• _TASK INSTRUCTIONS_
Below is a listing. Copy each line of it that holds the word "value".

• _INPUT_
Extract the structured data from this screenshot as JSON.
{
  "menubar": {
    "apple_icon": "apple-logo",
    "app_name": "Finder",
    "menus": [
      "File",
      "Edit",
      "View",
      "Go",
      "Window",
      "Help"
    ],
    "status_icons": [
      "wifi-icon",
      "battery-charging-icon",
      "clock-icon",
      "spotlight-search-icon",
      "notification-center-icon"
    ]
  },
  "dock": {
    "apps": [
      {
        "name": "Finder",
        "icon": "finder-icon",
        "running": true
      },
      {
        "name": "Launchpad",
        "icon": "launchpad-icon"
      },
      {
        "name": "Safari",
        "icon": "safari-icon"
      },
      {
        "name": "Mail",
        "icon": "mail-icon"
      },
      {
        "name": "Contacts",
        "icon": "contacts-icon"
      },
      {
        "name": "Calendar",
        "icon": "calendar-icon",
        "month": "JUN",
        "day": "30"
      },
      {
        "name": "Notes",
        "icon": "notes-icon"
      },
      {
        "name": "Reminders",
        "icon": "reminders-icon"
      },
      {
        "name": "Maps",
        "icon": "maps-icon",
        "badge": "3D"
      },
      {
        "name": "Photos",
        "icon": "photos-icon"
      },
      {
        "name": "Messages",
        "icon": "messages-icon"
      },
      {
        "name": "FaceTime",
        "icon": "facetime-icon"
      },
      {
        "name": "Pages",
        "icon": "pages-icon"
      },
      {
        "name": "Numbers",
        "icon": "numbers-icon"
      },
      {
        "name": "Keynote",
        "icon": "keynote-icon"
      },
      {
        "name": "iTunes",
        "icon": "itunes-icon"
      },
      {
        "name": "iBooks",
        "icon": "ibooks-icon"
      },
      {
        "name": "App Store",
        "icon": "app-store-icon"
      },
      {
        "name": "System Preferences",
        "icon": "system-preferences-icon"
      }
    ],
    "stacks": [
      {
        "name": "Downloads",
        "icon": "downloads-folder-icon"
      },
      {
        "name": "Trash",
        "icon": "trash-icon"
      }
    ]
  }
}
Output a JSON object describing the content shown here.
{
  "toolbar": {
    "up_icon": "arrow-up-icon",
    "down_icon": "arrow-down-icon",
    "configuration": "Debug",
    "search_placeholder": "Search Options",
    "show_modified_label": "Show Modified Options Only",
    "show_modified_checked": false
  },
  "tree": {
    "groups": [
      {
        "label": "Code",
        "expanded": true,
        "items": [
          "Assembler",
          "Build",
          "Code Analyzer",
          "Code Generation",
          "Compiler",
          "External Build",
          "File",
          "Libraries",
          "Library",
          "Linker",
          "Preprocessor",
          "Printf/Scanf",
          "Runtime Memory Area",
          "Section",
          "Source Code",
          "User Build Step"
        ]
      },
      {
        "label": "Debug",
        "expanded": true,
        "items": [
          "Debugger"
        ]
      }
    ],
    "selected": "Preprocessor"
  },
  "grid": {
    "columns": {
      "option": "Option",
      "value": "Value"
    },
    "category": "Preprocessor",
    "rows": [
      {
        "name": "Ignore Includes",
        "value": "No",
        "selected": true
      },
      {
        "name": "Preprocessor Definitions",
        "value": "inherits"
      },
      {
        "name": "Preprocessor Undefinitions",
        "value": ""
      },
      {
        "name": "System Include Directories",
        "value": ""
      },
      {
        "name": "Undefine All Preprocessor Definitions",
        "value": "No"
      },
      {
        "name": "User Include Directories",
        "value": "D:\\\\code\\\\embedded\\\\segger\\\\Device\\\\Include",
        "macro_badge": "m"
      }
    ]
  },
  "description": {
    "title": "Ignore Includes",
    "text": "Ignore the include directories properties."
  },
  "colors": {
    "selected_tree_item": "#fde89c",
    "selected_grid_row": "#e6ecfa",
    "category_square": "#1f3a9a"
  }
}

• _FINISHED EXERCISE_
      "value": "Value"
        "value": "No",
        "value": "inherits"
        "value": ""
        "value": ""
        "value": "No"
        "value": "D:\\\\code\\\\embedded\\\\segger\\\\Device\\\\Include",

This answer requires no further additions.